 S. Atapattu, C. Tellambura, and H. Jiang, “Energy detection based cooperative spectrum sensing in cognitive radio networks,” IEEE Transactions on Wireless Communications, vol. 10, no. 4, pp. 1232–1241, 2011. View at: Publisher Site  Google Scholar
 A. Jamshidi, “Performance analysis of low average reporting bits cognitive radio schemes in bandwidth constraint control channels,” IET Communications, vol. 3, no. 9, pp. 1544–1556, 2009. View at: Publisher Site  Google Scholar
 Y.C. Liang, Y. Zeng, E. Peh, and A. T. Hoang, “Sensingthroughput tradeoff for cognitive radio networks,” IEEE Transactions on Wireless Communications, vol. 7, no. 4, pp. 1326–1337, 2008. View at: Publisher Site  Google Scholar
 Y. Zou, Y.D. Yao, and B. Zheng, “Outage probability analysis of cognitive transmissions: Impact of spectrum sensing overhead,” IEEE Transactions on Wireless Communications, vol. 9, no. 8, pp. 2676–2688, 2010. View at: Publisher Site  Google Scholar
 Q. Zou, S. Zheng, and A. H. Sayed, “Cooperative sensing via sequential detection,” IEEE Transactions on Signal Processing, vol. 58, no. 12, pp. 6266–6283, 2010. View at: Publisher Site  Google Scholar  MathSciNet
 S. Peng, X. Yang, S. Shu, P. Zhu, and X. Cao, “Adaptive sequential cooperative energy detection scheme for primary user detection in cognitive radio,” IEICE Transactions on Communications, vol.
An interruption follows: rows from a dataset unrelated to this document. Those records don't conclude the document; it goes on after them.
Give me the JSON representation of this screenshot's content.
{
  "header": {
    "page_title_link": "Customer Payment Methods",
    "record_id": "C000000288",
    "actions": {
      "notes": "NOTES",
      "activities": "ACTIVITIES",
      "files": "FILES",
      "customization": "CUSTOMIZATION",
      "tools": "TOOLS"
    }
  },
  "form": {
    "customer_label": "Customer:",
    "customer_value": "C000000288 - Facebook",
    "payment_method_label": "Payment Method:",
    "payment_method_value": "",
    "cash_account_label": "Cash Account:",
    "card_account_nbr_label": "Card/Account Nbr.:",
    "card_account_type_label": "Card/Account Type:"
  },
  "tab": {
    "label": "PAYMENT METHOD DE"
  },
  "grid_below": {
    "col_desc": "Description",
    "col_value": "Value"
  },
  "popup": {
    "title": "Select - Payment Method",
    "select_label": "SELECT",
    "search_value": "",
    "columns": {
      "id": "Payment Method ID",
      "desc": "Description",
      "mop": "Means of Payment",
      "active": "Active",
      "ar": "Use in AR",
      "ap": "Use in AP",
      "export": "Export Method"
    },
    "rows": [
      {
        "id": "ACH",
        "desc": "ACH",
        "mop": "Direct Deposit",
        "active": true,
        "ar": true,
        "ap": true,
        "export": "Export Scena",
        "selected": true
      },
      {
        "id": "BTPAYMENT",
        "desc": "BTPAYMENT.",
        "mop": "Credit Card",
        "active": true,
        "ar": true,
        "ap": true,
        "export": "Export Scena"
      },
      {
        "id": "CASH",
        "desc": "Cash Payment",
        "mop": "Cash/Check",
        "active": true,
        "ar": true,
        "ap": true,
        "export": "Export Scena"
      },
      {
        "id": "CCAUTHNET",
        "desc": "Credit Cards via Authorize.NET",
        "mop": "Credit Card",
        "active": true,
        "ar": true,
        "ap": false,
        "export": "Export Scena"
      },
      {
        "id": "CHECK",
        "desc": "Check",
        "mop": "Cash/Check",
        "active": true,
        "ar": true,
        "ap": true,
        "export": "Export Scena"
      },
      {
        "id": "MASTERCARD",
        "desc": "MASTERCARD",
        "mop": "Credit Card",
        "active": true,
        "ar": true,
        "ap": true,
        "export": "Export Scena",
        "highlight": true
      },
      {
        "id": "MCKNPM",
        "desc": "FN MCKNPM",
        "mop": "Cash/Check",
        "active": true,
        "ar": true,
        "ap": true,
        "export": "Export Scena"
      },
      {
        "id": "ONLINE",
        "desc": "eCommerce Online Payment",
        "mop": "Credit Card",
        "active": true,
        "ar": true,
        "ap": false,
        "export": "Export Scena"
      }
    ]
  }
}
E94B, no. 10, pp. 2896–2899, 2011. View at: Publisher Site  Google Scholar
 A. Wald, “Sequential tests of statistical hypotheses,” Annals of Mathematical Statistics, vol. 16, no. 2, pp. 117–186, 1945. View at: Publisher Site  Google Scholar  MathSciNet
 Y. Zeng and Y.C. Liang, “Covariance based signal detections for cognitive radio,” in Proceedings of the 2nd IEEE International Symposium on New Frontiers in Dynamic Spectrum Access Networks, pp. 202–207, IEEE, Dublin, Ireland, April 2007. View at: Publisher Site  Google Scholar
Copyright
Copyright © 2017 Shengliang Peng et al. This is an open access article distributed under the Creative Commons Attribution License, which permits unrestricted use, distribution, and reproduction in any medium, provided the original work is properly cited.